→ **Your objective**: Pick out the lines in the listing below that contain the word "data" and copy them.

→ **Material supplied**:
——

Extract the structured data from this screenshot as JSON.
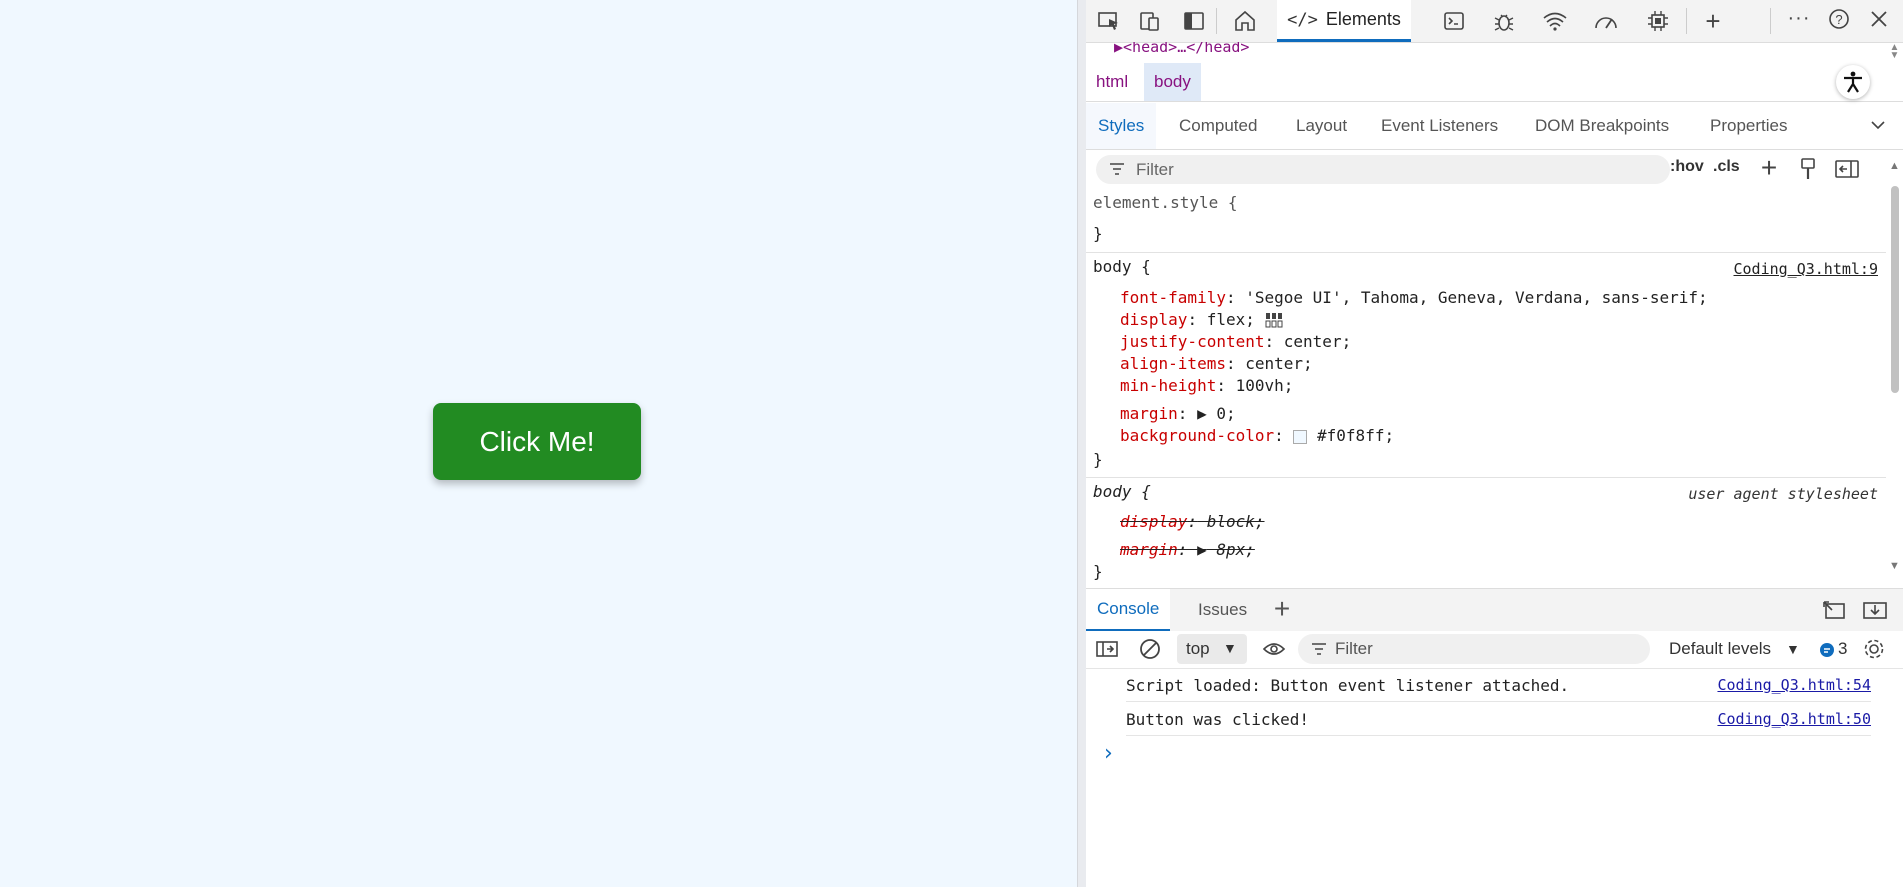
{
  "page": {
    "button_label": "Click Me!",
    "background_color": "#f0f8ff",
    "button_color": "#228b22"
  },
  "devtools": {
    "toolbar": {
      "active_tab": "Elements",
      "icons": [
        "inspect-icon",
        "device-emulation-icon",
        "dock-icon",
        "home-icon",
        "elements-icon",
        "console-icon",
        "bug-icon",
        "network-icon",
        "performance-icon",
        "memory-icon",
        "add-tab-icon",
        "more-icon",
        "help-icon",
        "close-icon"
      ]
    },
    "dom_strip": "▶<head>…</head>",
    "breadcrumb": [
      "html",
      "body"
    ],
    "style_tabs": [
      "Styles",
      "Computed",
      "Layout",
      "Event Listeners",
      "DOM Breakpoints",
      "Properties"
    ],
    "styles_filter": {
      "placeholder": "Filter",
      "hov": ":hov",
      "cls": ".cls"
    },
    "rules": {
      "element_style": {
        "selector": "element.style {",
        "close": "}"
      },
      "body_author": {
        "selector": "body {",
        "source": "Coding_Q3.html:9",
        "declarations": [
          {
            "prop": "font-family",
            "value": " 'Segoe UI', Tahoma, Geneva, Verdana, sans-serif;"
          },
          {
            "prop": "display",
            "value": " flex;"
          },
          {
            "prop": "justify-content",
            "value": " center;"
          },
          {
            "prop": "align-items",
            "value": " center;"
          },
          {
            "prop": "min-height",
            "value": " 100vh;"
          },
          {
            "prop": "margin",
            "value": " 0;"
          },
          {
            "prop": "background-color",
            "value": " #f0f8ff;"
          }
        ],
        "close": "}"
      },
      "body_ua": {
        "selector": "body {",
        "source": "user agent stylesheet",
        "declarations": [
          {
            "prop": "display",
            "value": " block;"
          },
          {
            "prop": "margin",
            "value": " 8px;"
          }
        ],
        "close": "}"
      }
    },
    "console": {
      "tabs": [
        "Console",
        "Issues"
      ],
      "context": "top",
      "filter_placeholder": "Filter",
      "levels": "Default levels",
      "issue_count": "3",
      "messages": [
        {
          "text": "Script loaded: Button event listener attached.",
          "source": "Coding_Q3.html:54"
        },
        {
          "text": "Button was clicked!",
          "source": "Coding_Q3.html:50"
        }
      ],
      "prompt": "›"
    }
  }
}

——

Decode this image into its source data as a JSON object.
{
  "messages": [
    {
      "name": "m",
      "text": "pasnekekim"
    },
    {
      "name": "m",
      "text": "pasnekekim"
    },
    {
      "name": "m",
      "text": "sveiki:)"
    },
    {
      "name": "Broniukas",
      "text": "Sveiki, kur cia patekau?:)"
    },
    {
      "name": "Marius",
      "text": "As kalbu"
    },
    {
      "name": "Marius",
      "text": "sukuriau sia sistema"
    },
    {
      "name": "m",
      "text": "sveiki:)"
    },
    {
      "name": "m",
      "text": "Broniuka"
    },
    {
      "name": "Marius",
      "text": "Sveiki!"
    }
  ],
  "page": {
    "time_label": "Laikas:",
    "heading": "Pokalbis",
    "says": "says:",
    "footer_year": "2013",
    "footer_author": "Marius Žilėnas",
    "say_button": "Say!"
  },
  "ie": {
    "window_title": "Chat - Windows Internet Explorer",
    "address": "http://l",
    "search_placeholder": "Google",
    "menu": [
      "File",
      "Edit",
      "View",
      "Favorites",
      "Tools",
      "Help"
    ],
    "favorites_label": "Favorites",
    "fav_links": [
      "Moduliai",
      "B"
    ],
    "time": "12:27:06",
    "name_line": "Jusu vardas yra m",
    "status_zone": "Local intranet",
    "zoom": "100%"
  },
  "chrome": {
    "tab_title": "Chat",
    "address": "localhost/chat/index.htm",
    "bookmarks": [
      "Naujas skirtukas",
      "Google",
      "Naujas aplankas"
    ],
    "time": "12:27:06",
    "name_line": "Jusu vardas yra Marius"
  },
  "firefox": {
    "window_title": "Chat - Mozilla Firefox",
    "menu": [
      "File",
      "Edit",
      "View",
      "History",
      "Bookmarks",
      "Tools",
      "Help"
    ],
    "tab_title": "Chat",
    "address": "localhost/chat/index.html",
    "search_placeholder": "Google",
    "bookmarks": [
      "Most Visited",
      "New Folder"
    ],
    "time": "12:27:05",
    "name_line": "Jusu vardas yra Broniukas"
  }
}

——

→ **The answer**:
Extract the structured data from this screenshot as JSON.
Decode this image into its source data as a JSON object.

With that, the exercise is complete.